UPDATE: We are glad that the Department of Public Safety and Corrections is dropping an extreme proposal to ban incoming personal letters. But this should never have come up in the first place. The proposed ban comes on top of other changes that have harmed families’ ability to be in touch, like visitation rules. We are urging the Department to ensure that it is working in ongoing and meaningful partnership with families who can best advise the Department about how to ensure efforts to address security concerns do the least damage possible to families. The Department's proposed workgroup is an excellent place to start.
BALTIMORE, MD - The American Civil Liberties Union (ACLU) of Maryland and the ACLU National Prison Project are urging Maryland officials to withdraw an extreme proposal to ban all incoming letters to people housed in Maryland's prisons. In a letter to Department of Public Safety and Corrections Services (DPSCS) Secretary Stephen Moyer, the ACLU slammed the proposal as inhumane, unconstitutional and wrong-headed. If adopted, Maryland would be the first state prison system in the nation to ban all meaningful personal correspondence between those who are incarcerated and their families, friends and supporters- when there is more evidence than ever that preserving family and community ties is critical to institutional and public safety, as well as prisoner health and well being. The proposed rule would harm not only the 21,000 people in Maryland state prisons, but also the tens of thousands of people who wish to stay in touch with them and to help them prepare for their return back to the community.
"I have every letter ever sent to me from my wife and my father while I was incarcerated," said Stanley Mitchell, who returned to his family in 2013 after spending more than three decades in the Maryland prison system. While in prison, Mr. Mitchell mentored fellow prisoners, something that he still does since being released. "Mail is extremely important. Some people plan their whole day around mail call.
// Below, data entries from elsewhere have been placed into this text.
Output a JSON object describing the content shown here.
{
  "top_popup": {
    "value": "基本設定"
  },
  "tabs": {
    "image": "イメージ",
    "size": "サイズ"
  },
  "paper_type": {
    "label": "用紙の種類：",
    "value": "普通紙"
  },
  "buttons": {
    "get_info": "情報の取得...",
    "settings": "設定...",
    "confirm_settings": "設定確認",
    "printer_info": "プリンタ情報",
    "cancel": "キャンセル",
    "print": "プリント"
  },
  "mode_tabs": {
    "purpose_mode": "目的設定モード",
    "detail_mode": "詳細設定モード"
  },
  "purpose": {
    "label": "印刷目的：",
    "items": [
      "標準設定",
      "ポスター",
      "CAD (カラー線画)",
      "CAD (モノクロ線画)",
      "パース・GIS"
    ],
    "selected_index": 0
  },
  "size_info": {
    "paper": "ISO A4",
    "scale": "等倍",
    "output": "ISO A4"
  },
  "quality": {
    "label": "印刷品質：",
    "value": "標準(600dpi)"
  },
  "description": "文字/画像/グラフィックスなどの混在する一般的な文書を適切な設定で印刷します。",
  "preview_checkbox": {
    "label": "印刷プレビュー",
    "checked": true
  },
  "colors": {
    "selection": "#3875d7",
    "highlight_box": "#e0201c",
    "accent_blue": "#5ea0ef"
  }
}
It's their lifeline to the outside. Some have elderly parents who can't visit and family who can't afford to pay high rates for phone calls, so mail is their only way of staying in touch."
Under the proposed DPSCS rule, men and women incarcerated in Maryland prisons would be permanently barred from ever receiving any meaningful personal correspondence from their loved ones or any other non-legal support group. They would be permitted only postcards. Yet, people may spend decades-or their entire lives-in prison. More than 2,000 of the 21,000 people in Maryland prisons are serving life sentences. Under the proposal, they would never again receive another letter from their mothers, children, fathers, or others. Instead, their families would be forced to put heartfelt messages into what is, essentially, the paper equivalent of a tweet that can be read by anybody. The proposed rule also would ban letters from other support networks for those in prison, forbidding a pastor from writing to an incarcerated parishioner, or any organization that provides supportive services to those who are inside.
"We are astonished that this proposal is even on the table," said Sonia Kumar, staff attorney with the ACLU of Maryland. "It is profoundly wrong-as a matter of common sense, best practices and just basic decency-to deny families the ability to communicate by letter. So much living-connecting emotionally and managing personal affairs-must happen by mail when a loved one is incarcerated."
The ACLU believes that the proposed DPSC policy violates the constitutional rights of families, friends and advocacy organizations that maintain relationships with those who are incarcerated and also reflects a poor policy choice among the many options available to address the introduction of contraband into DPSCS facilities. Importantly, postcard-only mail policies have been invalidated by courts in a number of jurisdictions throughout the country. Yet, Maryland appears to be the first state corrections system to propose a permanent letter ban.
"Prisons have been operating in this country without banning letters for over 200 years," said David Fathi, Director of the ACLU National Prison Project. "So to suggest that there's suddenly some urgent security need to enact these policies just doesn't pass the laugh test."
"I cannot imagine my 70-month prison sentence without letters and greeting cards from my family and friends. Staying connected to my family and friends is certainly a part of what I attribute to my successful reintegration post incarceration. Letters were there, when people could not come to visit and I could not afford to call them from prison. Being able to communicate with people beyond the gate was how I remained connected and grounded to those who I left behind, especially my daughter. She and I used long and thoughtful letters to convey what we could not say in our limited and expensive phone calls and visits.
- Teresa Y. Hodge Co-Founder Mission: Launch, Inc. and a 2016 Soros Justice Fellow
"This is yet another policy that isolates and destroys family ties. It hurts me to my core to think I can never send my loved one a private letter expressing my love and giving encouragement. I know he rereads letters and holds on to them, like letters from his mom who passed away. For people inside, letters are a memory that provide comfort during hard times. This change would hurt both of us."
-- Martina Simms, whose partner is incarcerated in the Maryland DOC